What needs to be done: Return the records exactly as they are.

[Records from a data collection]
--*--
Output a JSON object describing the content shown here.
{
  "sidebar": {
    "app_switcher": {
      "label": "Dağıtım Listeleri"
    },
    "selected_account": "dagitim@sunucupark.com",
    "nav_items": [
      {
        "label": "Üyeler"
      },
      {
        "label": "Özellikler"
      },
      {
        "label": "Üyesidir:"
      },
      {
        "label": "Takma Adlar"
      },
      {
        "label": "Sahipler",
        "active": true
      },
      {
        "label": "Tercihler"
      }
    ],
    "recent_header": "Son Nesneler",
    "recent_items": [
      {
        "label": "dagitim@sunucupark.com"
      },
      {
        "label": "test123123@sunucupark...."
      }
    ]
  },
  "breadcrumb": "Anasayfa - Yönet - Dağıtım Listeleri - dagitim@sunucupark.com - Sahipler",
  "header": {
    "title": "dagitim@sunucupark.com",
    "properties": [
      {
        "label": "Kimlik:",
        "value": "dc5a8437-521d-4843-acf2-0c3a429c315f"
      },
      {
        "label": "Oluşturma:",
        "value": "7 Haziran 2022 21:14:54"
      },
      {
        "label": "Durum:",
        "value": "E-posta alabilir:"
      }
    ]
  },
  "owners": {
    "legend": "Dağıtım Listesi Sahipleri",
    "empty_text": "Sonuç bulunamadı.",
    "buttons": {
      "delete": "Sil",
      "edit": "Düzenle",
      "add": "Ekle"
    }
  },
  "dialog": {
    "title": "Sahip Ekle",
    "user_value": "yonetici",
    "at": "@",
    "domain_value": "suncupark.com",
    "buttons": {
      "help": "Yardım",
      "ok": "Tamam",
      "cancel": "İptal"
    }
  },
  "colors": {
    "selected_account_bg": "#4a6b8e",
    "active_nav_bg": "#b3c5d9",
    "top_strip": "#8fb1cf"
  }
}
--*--
Written response:
Output a JSON object describing the content shown here.
{
  "sidebar": {
    "app_switcher": {
      "label": "Dağıtım Listeleri"
    },
    "selected_account": "dagitim@sunucupark.com",
    "nav_items": [
      {
        "label": "Üyeler"
      },
      {
        "label": "Özellikler"
      },
      {
        "label": "Üyesidir:"
      },
      {
        "label": "Takma Adlar"
      },
      {
        "label": "Sahipler",
        "active": true
      },
      {
        "label": "Tercihler"
      }
    ],
    "recent_header": "Son Nesneler",
    "recent_items": [
      {
        "label": "dagitim@sunucupark.com"
      },
      {
        "label": "test123123@sunucupark...."
      }
    ]
  },
  "breadcrumb": "Anasayfa - Yönet - Dağıtım Listeleri - dagitim@sunucupark.com - Sahipler",
  "header": {
    "title": "dagitim@sunucupark.com",
    "properties": [
      {
        "label": "Kimlik:",
        "value": "dc5a8437-521d-4843-acf2-0c3a429c315f"
      },
      {
        "label": "Oluşturma:",
        "value": "7 Haziran 2022 21:14:54"
      },
      {
        "label": "Durum:",
        "value": "E-posta alabilir:"
      }
    ]
  },
  "owners": {
    "legend": "Dağıtım Listesi Sahipleri",
    "empty_text": "Sonuç bulunamadı.",
    "buttons": {
      "delete": "Sil",
      "edit": "Düzenle",
      "add": "Ekle"
    }
  },
  "dialog": {
    "title": "Sahip Ekle",
    "user_value": "yonetici",
    "at": "@",
    "domain_value": "suncupark.com",
    "buttons": {
      "help": "Yardım",
      "ok": "Tamam",
      "cancel": "İptal"
    }
  },
  "colors": {
    "selected_account_bg": "#4a6b8e",
    "active_nav_bg": "#b3c5d9",
    "top_strip": "#8fb1cf"
  }
}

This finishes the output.